If a line in the entries includes "JSON", show that line.

-*-

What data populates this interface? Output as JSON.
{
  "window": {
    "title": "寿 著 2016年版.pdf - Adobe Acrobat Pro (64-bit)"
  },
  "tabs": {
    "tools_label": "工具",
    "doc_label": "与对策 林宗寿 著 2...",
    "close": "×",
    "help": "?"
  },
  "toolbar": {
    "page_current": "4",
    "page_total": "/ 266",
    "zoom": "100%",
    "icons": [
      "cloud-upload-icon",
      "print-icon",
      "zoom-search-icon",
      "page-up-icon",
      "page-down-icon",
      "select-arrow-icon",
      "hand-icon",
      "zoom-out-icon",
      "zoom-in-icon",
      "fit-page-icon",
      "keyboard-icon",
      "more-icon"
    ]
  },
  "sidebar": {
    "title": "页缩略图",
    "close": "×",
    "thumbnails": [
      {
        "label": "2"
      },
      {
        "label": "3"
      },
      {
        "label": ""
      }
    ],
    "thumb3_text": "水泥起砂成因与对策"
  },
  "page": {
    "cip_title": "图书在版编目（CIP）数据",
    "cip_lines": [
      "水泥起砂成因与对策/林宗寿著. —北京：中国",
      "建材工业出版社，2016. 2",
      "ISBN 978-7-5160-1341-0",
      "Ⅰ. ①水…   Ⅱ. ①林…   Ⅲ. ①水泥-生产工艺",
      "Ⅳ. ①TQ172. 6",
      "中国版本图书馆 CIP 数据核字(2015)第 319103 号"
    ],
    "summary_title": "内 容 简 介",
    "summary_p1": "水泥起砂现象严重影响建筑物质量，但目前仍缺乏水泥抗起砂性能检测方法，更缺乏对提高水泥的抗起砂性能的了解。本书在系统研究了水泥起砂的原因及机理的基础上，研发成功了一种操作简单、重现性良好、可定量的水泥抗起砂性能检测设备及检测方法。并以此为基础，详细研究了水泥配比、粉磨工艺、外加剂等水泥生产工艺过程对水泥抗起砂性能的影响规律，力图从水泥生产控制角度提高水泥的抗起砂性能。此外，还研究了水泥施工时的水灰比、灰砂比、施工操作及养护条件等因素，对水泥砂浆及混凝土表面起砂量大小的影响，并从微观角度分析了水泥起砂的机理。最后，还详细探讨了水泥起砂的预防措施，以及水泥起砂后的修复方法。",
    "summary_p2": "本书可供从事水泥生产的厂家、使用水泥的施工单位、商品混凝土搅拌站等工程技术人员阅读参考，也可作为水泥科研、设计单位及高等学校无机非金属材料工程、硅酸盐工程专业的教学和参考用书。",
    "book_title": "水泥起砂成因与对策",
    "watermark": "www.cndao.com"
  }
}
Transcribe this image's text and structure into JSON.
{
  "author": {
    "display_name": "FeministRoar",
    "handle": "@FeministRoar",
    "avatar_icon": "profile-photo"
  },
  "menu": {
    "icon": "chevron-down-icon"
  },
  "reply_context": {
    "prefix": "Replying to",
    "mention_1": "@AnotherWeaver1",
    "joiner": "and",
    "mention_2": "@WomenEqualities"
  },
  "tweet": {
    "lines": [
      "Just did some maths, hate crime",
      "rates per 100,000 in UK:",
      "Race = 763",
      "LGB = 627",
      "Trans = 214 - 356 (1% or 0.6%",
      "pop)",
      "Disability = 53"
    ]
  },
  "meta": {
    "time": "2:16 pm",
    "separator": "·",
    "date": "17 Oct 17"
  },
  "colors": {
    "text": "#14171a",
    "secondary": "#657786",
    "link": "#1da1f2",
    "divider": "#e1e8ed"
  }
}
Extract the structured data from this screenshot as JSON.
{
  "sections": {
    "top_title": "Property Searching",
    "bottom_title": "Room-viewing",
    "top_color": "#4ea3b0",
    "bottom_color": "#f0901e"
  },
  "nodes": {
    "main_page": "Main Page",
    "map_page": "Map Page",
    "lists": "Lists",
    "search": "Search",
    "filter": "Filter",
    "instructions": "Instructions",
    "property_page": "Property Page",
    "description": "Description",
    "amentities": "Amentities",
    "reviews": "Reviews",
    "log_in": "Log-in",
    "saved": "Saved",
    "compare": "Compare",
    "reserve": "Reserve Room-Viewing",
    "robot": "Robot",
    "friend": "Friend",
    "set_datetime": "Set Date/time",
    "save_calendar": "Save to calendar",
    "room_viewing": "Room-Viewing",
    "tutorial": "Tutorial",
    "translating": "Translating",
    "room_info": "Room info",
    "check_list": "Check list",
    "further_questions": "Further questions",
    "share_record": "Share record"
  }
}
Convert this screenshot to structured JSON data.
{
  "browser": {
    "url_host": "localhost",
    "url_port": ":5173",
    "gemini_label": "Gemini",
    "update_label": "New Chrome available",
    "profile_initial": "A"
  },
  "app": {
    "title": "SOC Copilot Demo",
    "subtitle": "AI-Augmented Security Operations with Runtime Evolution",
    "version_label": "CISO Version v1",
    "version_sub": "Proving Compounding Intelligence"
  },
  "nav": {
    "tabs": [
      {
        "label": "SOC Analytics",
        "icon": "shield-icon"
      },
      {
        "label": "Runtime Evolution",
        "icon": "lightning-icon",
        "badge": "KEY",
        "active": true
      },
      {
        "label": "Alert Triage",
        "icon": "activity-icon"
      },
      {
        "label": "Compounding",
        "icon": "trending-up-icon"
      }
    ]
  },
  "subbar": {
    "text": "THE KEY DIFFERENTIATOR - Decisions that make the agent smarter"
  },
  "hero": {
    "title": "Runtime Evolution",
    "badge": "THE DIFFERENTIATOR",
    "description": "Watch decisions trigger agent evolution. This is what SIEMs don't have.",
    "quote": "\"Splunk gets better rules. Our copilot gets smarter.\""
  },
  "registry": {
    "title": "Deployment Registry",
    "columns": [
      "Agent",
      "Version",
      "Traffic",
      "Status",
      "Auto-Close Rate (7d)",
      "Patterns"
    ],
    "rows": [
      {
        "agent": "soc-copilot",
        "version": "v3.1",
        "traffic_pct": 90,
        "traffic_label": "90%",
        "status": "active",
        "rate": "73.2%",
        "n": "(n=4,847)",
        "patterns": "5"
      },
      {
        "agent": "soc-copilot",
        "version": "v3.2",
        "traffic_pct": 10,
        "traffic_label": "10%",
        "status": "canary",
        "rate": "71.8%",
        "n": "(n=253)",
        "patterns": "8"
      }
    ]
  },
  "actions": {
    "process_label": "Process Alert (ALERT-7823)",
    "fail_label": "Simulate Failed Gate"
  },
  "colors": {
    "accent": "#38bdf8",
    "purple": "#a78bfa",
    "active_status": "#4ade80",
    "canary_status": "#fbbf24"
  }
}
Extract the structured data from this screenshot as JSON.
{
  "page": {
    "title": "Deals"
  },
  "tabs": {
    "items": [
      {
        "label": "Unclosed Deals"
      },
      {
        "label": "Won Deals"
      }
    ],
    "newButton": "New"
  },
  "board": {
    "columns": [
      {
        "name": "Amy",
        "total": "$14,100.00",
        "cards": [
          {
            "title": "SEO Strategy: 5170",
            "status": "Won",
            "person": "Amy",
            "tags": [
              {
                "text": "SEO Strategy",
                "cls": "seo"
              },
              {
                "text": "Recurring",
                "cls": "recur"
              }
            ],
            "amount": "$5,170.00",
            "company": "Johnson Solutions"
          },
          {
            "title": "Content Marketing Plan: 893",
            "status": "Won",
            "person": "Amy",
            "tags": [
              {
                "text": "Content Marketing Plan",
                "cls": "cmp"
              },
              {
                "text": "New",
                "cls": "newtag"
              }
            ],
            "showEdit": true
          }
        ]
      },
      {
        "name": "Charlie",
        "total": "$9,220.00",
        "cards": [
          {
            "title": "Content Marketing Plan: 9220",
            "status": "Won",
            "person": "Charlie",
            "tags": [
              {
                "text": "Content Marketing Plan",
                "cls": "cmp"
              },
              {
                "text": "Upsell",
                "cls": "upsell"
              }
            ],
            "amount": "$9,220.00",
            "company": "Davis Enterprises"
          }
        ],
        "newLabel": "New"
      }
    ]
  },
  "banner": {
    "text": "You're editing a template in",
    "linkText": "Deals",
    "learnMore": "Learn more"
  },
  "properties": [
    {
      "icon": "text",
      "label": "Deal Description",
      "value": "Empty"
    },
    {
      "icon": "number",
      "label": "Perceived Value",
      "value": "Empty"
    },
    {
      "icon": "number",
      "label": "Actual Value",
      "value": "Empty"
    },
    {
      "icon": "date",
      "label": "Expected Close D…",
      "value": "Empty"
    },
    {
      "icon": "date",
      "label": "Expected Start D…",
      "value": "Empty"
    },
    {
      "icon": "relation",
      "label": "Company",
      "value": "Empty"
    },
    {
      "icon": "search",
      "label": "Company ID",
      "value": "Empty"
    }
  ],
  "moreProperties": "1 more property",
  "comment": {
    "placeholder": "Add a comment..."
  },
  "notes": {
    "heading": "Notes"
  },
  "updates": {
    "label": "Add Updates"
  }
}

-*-

• Response to the task:
What data populates this interface? Output as JSON.
Transcribe this image's text and structure into JSON.
Extract the structured data from this screenshot as JSON.
Convert this screenshot to structured JSON data.
Extract the structured data from this screenshot as JSON.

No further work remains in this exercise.